He has been "a terror" - he has been a frustrated two-year-old. A smart, funny, caring, energetic two-year-old. His current weapon of choice is the loud, screamy, shouting "NO!" Guess where he got it from? I used it on him first, so it really is fair game - working on lessening its use means minimizing its power. This means that I can not use it** and when I look at why I had been using it, I find it is primarily because I have been feeling too fat and lazy to properly handle difficult situations (from hitting to running off to grabbing food off the grocery store shelf). The second step is that I will have to find ways to take its power away from Sebastian - this is less cut and dry.
I have been trying to ignore it, but that technique is losing its power as Sebastian has discovered the magic of escalation. If yelling doesn't get mom to react, I will try yelling plus throwing things. At some point I have to react and as soon as I react the simple ignoring has lost its power. Simple ignoring seems to be best saved for situations like whining. I think a mix of calm reaction, coupled with polite, firm, reminders that yelling is not how we communicate. And lets not forget the power of paying attention to him as in, before he gets frustrated, taking the time to listen and help him articulate what he wants/needs and responding to those needs in a loving, supportive fashion. Sounds pretty simple.
We are also working on potty learning, though I am still being a lazy ass about it. I think part of the problem is our switch last spring back to disposables, not only do they allow Sebastian much longer before he becomes uncomfortable, they also take away that urgency that cloth held. In cloth diapers, as soon as I knew he was wet/dirty, I knew I had to change him - otherwise I would have to face changing his entire outfit. Now, I know, but I know it can wait until the timing is more "convenient" (wet diapers only) - Andrew and I have talked in depth about getting a "Wonder Wash" - a hand-powered portable washer - so that we can switch back to cloth diapers. I think it is something we should do - but we have a very long list of those things and they are all getting a little lost. But for now, with what we've got, we're stuck with disposables and I think I just have to accept that we will go though potty bootcamp - and soon, if we want to be through this before new baby comes.
Must. stop. making. excuses.***
*Sebastian, I promise you that I will pay for any therapy you need. It is the least I can do, sweetpea.
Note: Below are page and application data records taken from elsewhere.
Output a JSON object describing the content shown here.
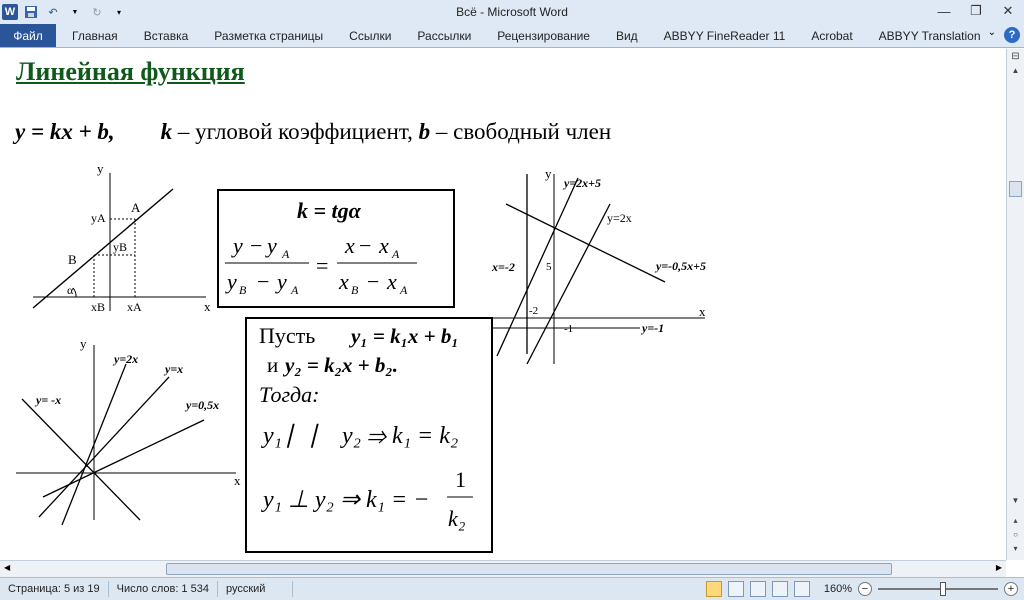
{
  "window": {
    "title": "Всё  -  Microsoft Word",
    "controls": {
      "minimize": "—",
      "restore": "❐",
      "close": "✕"
    }
  },
  "ribbon": {
    "tabs": [
      "Файл",
      "Главная",
      "Вставка",
      "Разметка страницы",
      "Ссылки",
      "Рассылки",
      "Рецензирование",
      "Вид",
      "ABBYY FineReader 11",
      "Acrobat",
      "ABBYY Translation"
    ]
  },
  "document": {
    "heading": "Линейная функция",
    "line1": {
      "formula": "y = kx + b,",
      "k": "k",
      "k_desc": " – угловой коэффициент, ",
      "b": "b",
      "b_desc": " – свободный член"
    },
    "graph1": {
      "axis_x": "x",
      "axis_y": "y",
      "yA": "yA",
      "yB": "yB",
      "xB": "xB",
      "xA": "xA",
      "A": "A",
      "B": "B",
      "alpha": "α"
    },
    "box1": {
      "k_tg": "k = tgα",
      "y": "y",
      "yA": "y",
      "x": "x",
      "xA": "x",
      "sub_A": "A",
      "sub_B": "B"
    },
    "graph2": {
      "axis_x": "x",
      "axis_y": "y",
      "l1": "y=2x+5",
      "l2": "y=2x",
      "l3": "y=-0,5x+5",
      "l4": "x=-2",
      "l5": "y=-1",
      "t5": "5",
      "tm2": "-2",
      "tm1": "-1"
    },
    "graph3": {
      "axis_x": "x",
      "axis_y": "y",
      "l1": "y=2x",
      "l2": "y=x",
      "l3": "y=0,5x",
      "l4": "y= -x"
    },
    "box2": {
      "let": "Пусть",
      "eq1": "y₁ = k₁x + b₁",
      "and": "и",
      "eq2": "y₂ = k₂x + b₂.",
      "then": "Тогда:",
      "parallel": "y₁ ⎸⎸ y₂ ⇒ k₁ = k₂",
      "perp": "y₁ ⊥ y₂ ⇒ k₁ = −",
      "one": "1",
      "k2": "k₂"
    }
  },
  "statusbar": {
    "page": "Страница: 5 из 19",
    "words": "Число слов: 1 534",
    "language": "русский",
    "zoom": "160%"
  }
}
**except in dangerous situations when a staccato NO is totally appropriate- and because it should be something that will stop a child in their tracks - it is just another reason to halt its regular use
*** but I'm so GOOD at it!!!